Impressie Einstein Telescope
Author profile picture

A consortium, including the University of Twente (UT), will develop a cooling system for the Einstein Telescope (ET). The ET is a planned advance observatory that will measure gravitational waves and might be built in the south of the Netherlands.

Why this is important

The ET will soon be built in Europe, with the Netherlands – in a joint application with Germany and Belgium – being one of the candidates. This observatory promises to unveil more details on the history of universe.

The consortium – Demcon kyoz and Cooll are also part – will receive €2.6 million over three years through the Dutch National Growth Fund. This money will serve to develop a three-stage cooling system that will work with different types of coolants: neon, hydrogen, and helium.

Measuring gravitational waves

Observations of gravitational waves by existing observatories and the new Einstein Telescope are made with laser beams. These are sent into ten-kilometer-long tunnels in two directions and reflected by mirrors at the ends to be collected at the starting point by a detector. The measurement signal depends on the difference in the path traveled by the two laser beams. University lecturer Michiel van Limbeek explains: “A passing gravity wave influences that difference on the measurement signal. You can extract information from that, for example about how that gravitational wave was formed.”

To fund the research, the R&D scheme was created as part of the ET valorization program with a financial contribution from the National Growth Fund. The scheme has five calls; the first was for vibration-free cooling, which is needed to make measurements much more accurate. That call was awarded to the Twente consortium.

The cooling process

The cooling process starts at -195 °C, the temperature reached with liquid nitrogen. Two intermediate steps are needed to reach the final, trickiest step to -263 °C: the coldest point in the cooling system.
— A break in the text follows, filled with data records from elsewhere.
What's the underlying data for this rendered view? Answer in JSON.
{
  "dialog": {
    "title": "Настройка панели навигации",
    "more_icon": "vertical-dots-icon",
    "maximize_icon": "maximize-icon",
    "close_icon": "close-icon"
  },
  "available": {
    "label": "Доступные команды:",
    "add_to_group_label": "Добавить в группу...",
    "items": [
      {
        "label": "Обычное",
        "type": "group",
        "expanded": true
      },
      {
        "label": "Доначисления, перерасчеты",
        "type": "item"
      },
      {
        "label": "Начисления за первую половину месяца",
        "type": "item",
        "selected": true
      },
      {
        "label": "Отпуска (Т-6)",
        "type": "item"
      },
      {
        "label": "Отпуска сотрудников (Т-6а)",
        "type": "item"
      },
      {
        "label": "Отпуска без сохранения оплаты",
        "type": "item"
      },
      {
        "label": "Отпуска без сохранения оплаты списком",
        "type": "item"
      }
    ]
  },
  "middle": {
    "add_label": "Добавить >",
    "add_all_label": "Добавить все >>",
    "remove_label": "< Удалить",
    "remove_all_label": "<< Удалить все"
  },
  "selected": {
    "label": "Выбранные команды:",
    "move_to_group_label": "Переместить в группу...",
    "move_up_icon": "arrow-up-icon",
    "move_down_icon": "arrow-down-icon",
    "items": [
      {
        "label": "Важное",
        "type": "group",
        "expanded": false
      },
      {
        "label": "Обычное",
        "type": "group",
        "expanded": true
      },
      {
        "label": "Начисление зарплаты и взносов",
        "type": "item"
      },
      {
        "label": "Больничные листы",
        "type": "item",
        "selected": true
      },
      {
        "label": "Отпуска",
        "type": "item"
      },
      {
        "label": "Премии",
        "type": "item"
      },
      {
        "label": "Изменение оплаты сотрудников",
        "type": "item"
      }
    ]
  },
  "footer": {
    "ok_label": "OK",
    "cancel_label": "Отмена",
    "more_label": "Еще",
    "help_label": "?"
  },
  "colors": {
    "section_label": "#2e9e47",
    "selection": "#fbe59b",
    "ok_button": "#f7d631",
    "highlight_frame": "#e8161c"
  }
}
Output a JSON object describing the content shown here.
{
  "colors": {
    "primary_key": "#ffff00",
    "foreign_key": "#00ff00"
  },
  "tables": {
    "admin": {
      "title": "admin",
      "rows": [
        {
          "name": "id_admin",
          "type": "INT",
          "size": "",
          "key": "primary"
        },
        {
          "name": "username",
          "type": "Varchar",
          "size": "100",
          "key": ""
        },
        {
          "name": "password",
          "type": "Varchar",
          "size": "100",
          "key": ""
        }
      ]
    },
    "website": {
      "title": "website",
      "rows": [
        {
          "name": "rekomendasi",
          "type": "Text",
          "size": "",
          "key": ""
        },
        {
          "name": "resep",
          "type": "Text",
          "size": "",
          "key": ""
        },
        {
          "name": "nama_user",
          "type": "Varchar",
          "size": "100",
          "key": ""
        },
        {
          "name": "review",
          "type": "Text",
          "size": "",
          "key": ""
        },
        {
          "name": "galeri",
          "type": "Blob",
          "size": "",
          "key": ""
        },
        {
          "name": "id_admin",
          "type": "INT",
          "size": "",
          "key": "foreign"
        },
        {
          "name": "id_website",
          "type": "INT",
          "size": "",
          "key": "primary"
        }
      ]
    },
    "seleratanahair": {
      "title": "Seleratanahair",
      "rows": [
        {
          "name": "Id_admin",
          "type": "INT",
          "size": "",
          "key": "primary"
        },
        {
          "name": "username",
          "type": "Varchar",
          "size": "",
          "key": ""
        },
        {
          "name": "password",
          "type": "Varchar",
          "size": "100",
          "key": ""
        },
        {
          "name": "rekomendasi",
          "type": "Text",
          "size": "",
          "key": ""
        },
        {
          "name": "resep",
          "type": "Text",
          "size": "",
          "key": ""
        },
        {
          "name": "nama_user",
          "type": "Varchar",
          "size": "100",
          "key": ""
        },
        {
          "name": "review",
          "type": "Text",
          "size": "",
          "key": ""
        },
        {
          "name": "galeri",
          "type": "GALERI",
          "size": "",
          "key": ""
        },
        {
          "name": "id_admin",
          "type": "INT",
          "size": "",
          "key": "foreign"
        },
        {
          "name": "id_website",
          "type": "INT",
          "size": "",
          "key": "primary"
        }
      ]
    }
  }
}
Eventually, they will build three copies of the cooling system, one for research at the University of Twente and two for the ETpathfinder in Maastricht, where most of the research for the future telescope happens.